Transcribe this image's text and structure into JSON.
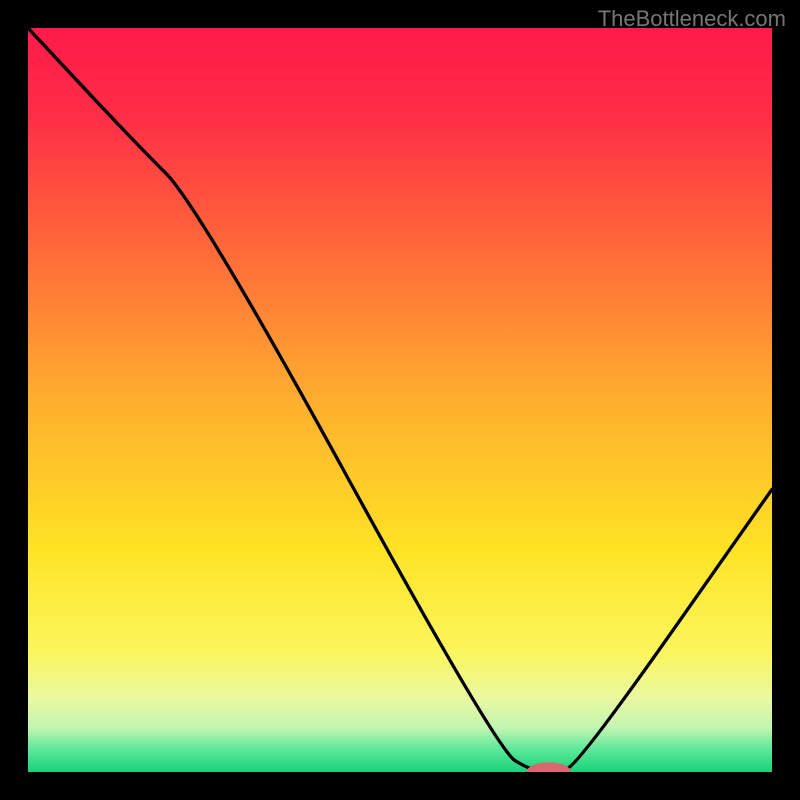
{
  "watermark": "TheBottleneck.com",
  "chart_data": {
    "type": "line",
    "title": "",
    "xlabel": "",
    "ylabel": "",
    "xlim": [
      0,
      100
    ],
    "ylim": [
      0,
      100
    ],
    "background_gradient": {
      "stops": [
        {
          "offset": 0.0,
          "color": "#ff1a4a"
        },
        {
          "offset": 0.12,
          "color": "#ff2e46"
        },
        {
          "offset": 0.3,
          "color": "#ff6a3a"
        },
        {
          "offset": 0.5,
          "color": "#ffae2e"
        },
        {
          "offset": 0.7,
          "color": "#ffe324"
        },
        {
          "offset": 0.84,
          "color": "#fbf65e"
        },
        {
          "offset": 0.9,
          "color": "#eaf8a0"
        },
        {
          "offset": 0.94,
          "color": "#c3f6b2"
        },
        {
          "offset": 0.97,
          "color": "#5be89a"
        },
        {
          "offset": 1.0,
          "color": "#19d27a"
        }
      ]
    },
    "series": [
      {
        "name": "bottleneck-curve",
        "style": "line",
        "color": "#000000",
        "x": [
          0,
          14,
          23,
          63,
          68,
          71,
          74,
          100
        ],
        "y": [
          100,
          85,
          76,
          3,
          0,
          0,
          1,
          38
        ]
      }
    ],
    "marker": {
      "name": "optimal-point",
      "cx": 70,
      "cy": 0,
      "rx": 3.0,
      "ry": 1.3,
      "color": "#d8676e"
    }
  }
}
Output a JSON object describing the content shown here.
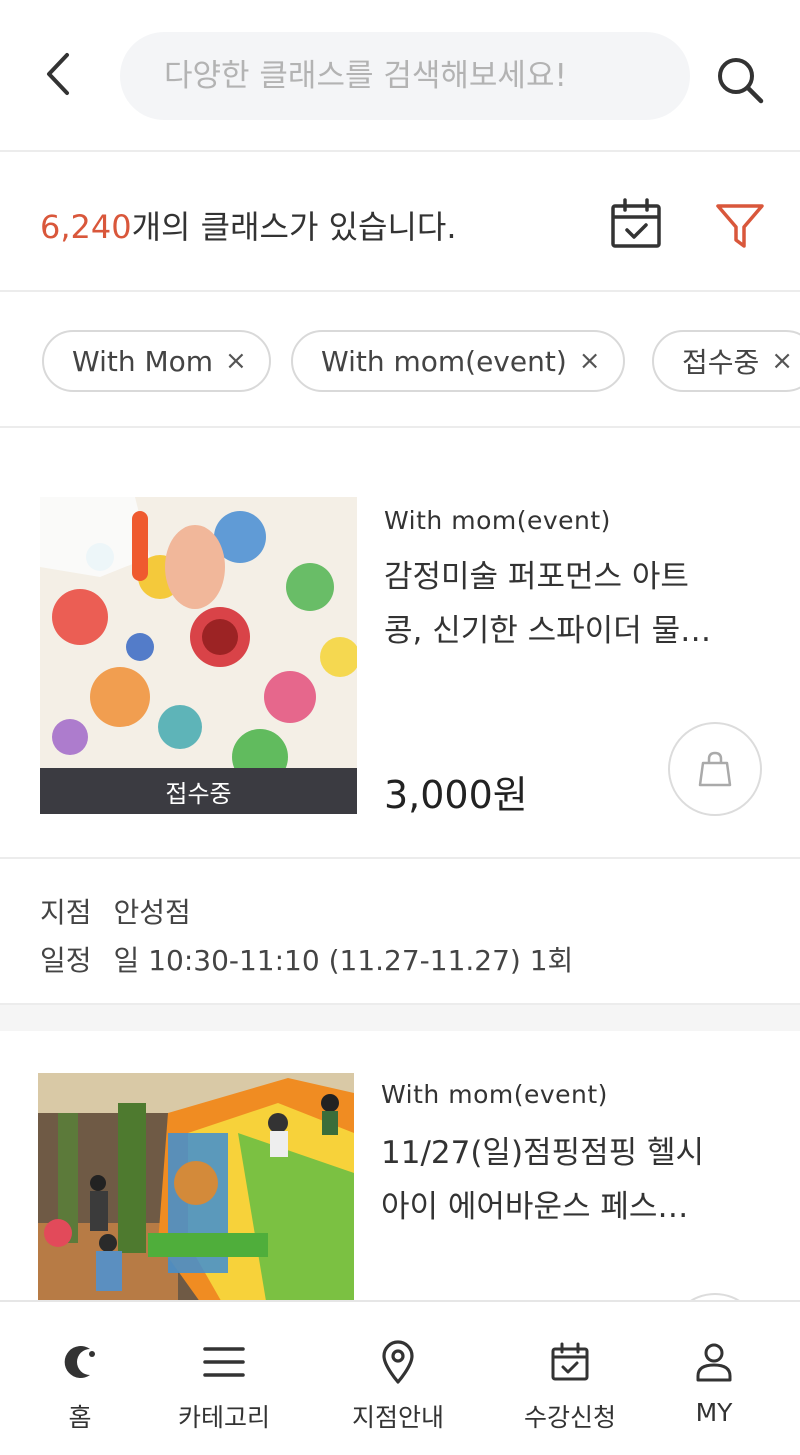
{
  "search": {
    "placeholder": "다양한 클래스를 검색해보세요!"
  },
  "results": {
    "count": "6,240",
    "suffix": "개의 클래스가 있습니다."
  },
  "filters": [
    {
      "label": "With Mom",
      "remove": "×"
    },
    {
      "label": "With mom(event)",
      "remove": "×"
    },
    {
      "label": "접수중",
      "remove": "×"
    }
  ],
  "classes": [
    {
      "category": "With mom(event)",
      "title_line1": "감정미술 퍼포먼스 아트",
      "title_line2": "콩, 신기한 스파이더 물…",
      "price": "3,000원",
      "status": "접수중",
      "branch_key": "지점",
      "branch_value": "안성점",
      "schedule_key": "일정",
      "schedule_value": "일 10:30-11:10 (11.27-11.27) 1회"
    },
    {
      "category": "With mom(event)",
      "title_line1": "11/27(일)점핑점핑 헬시",
      "title_line2": "아이 에어바운스 페스…"
    }
  ],
  "nav": [
    {
      "label": "홈",
      "icon": "home-logo-icon"
    },
    {
      "label": "카테고리",
      "icon": "menu-icon"
    },
    {
      "label": "지점안내",
      "icon": "location-pin-icon"
    },
    {
      "label": "수강신청",
      "icon": "calendar-check-icon"
    },
    {
      "label": "MY",
      "icon": "user-icon"
    }
  ],
  "colors": {
    "accent": "#d9573b",
    "status_bar": "#3b3b41"
  }
}
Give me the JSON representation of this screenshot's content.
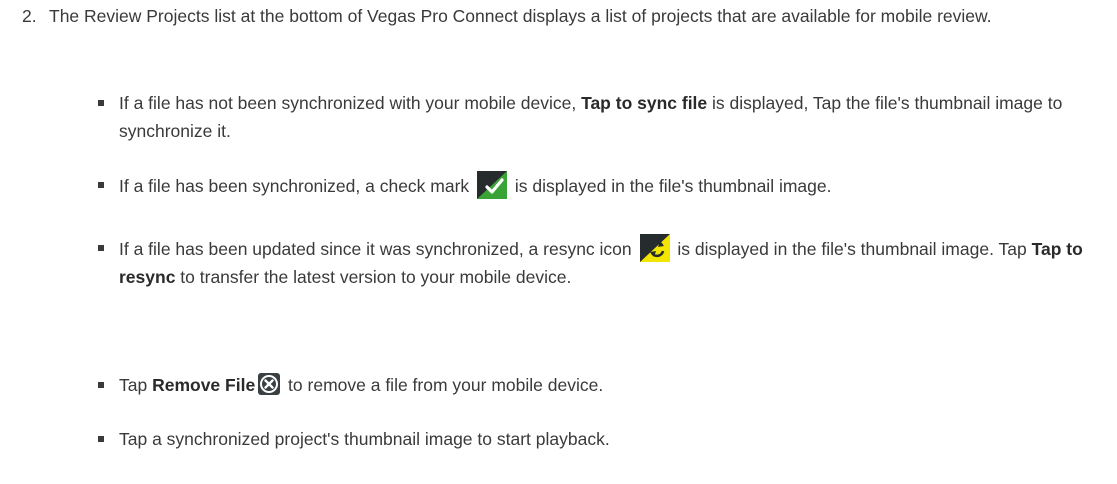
{
  "step": {
    "number": "2.",
    "text": "The Review Projects list at the bottom of Vegas Pro Connect displays a list of projects that are available for mobile review."
  },
  "bullets": [
    {
      "pre": "If a file has not been synchronized with your mobile device, ",
      "label": "Tap to sync file",
      "post": " is displayed, Tap the file's thumbnail image to synchronize it."
    },
    {
      "pre": "If a file has been synchronized, a check mark ",
      "icon": "check-mark-icon",
      "post": " is displayed in the file's thumbnail image."
    },
    {
      "pre": "If a file has been updated since it was synchronized, a resync icon ",
      "icon": "resync-icon",
      "mid": " is displayed in the file's thumbnail image. Tap ",
      "label": "Tap to resync",
      "post": " to transfer the latest version to your mobile device."
    },
    {
      "pre": "Tap ",
      "label": "Remove File",
      "icon": "remove-file-icon",
      "post": " to remove a file from your mobile device."
    },
    {
      "text": "Tap a synchronized project's thumbnail image to start playback."
    }
  ],
  "colors": {
    "text": "#3a3a3a",
    "check_green": "#3aa335",
    "resync_yellow": "#f2e600",
    "icon_dark": "#262b2e"
  }
}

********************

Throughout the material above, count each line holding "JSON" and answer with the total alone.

3